There once lived a group of artistes called ‘katibs’ whose calligraphy was so fine that queues formed to have their writing on invitation cards and notes. They even wrote for newspapers and religious texts. Juanita Kakoty traces their interesting story.
As I glance at books that spell excellence in calligraphy, Khalid Alavi, a well-known name in Urdu literature, educates me about a long forgotten, highly skilled class of artistes: the katibs.
Flipping through a rare edition of Kulliyat-e-Iqbal in his possession, beautifully handwritten by Naeem Farooqui, Alavi Sahab tells me, “In Delhi, the calligraphers or katibs par excellence were found at all the printing presses and newspaper offices. They wrote books and newspapers, and their work was in great demand! All these calligraphers have now disappeared.”
Calligraphy or the adornment of lettering reached its peak in India in the beginning of 20th century.
“There was a point in time,” Alavi Sahab informs, “When calligraphy was the only way in which the Koran was written.”
Urdu calligraphy began in India in 1836, when Urdu became the national language, and the first newspaper in Urdu came out. Before this, calligraphy was in Persian.
The craft flourished in the 60s and 70s with innovation in print technology doing justice to what was being drafted by the hand. Katibs, in fact, did good business till the 1980s, as major newspaper houses and printing presses continued to print text that was handwritten.
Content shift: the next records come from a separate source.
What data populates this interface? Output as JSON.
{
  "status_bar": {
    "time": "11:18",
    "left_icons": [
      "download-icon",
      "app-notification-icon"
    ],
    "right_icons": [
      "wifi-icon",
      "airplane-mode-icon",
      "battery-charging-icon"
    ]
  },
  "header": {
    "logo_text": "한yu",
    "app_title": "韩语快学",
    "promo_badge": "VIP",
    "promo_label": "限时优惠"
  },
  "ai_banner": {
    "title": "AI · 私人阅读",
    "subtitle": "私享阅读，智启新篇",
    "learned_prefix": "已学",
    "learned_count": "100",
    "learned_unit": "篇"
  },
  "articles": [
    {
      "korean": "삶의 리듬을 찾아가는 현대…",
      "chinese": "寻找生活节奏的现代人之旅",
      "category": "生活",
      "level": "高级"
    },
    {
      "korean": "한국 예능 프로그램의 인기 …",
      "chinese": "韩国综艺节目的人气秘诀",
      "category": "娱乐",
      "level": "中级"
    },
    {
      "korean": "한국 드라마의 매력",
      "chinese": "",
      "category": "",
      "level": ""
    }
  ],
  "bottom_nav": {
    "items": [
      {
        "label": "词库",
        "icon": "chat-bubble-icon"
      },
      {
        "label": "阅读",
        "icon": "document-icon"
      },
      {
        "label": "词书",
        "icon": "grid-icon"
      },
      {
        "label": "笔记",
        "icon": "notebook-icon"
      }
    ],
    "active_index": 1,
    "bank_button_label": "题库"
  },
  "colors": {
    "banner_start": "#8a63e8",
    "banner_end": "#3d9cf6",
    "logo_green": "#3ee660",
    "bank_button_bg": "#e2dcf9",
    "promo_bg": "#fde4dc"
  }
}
Not too way back, in the early 1900s, the bi-weekly newspaper Madina, published from Bijnor, used to go to distant countries like Saudi Arabia.
It was as well-known for its calligraphy as for the great personalities who wrote for it. The BBC used to give its reference.
Reminiscing about old times, Alavi Sahab says, “When I started out as a writer, I used to get the text handwritten by a katib and then send it for print. What worth it held! The katibs made each book unique, unlike books projecting almost the same kind of styles by computers today.
Two very well-known katibs of our times were Anis Siddiqui from Pakistan and Khalique Tonki from Tonk, in Rajasthan.
Khalique Tonki used to sit at the Ghalib Academy at Nizamuddin, in Delhi.”
He tells me that the big cultural centres for Urdu calligraphy were Lahore, Delhi, Lucknow and Hyderabad.
He also conveys that the Mughal emperors had a penchant for calligraphy. “The last popular calligrapher among the Mughals was Bahadur Shah Zafar. Aurangzeb was a renowned calligrapher too and so was Razia Sultan’s brother and Sultan of Delhi, Nasiruddin Mahmood.”
‘Katibs’ of Old Delhi
Urdu Bazaar in Old Delhi, bursting with people and activity, was once famous for its katibs who wrote wedding invitations and posters.
“There used to be a hundred katibs here once, but now there are only four or five,” says the aged Nizamuddin who owns a shop in the area. He shows me a stretch of shops starting right from the Taj Hotel in front of Jama Masjid to the mouth of the lane that brings one to Urdu Bazaar.
“This whole stretch used to be full of katibs who had clients at their doorsteps urging them to write a few things to be framed. During elections, they used to write the posters.” He tells me what I have heard before — “And they displayed a lot of nakhra because their work was so appreciated.”
The state of things is so dismal now that not only have the katibs disappeared, but also the shops once famous for calligraphy.
Nizamuddin points out Nazir Ahmed’s once-famous shop that now sells cassettes.
In that busy lane, during peak work hours, I could find just one katib. As I asked around, people in the shops directed me to Nizamuddin’s, where they said I could find one.
There, sitting in the corner was Ghalib, waiting for somebody to turn up for his first piece of work that day.
“Business is bad. I am doing this because it is the only thing I know to do,” he tells me. “My sons actually run the household. None of them is in the calligraphy business.”
Ghalib pays no rent to Nizamuddin for sitting in a corner of his shop. And the latter is only too eager to provide space to what he perceives as “the last of the katibs of Urdu Bazaar”.
Vanishing with time
Today, as interest in calligraphy has dwindled, so has its demand. And with computers doing what they did, the katibs have long perished.
The Urdu Department in Delhi University has a publication division and it had a katib, Jafar Zaidi, who was from Lucknow.
After his retirement, his place was taken by a gentleman who used to be a katib but now did his work on the computer.
The Urdu Academy in Delhi has a school that teaches calligraphy. There are a few students learning this dying art for the pure love of it.
Unfortunately, there are no more katibs at Ghalib Academy, which had once been the bastion of the great Khalique Tonki.
And in Urdu Bazaar, Ghalib, along with the rest of the dying tribe, have been reduced to a pitiable existence.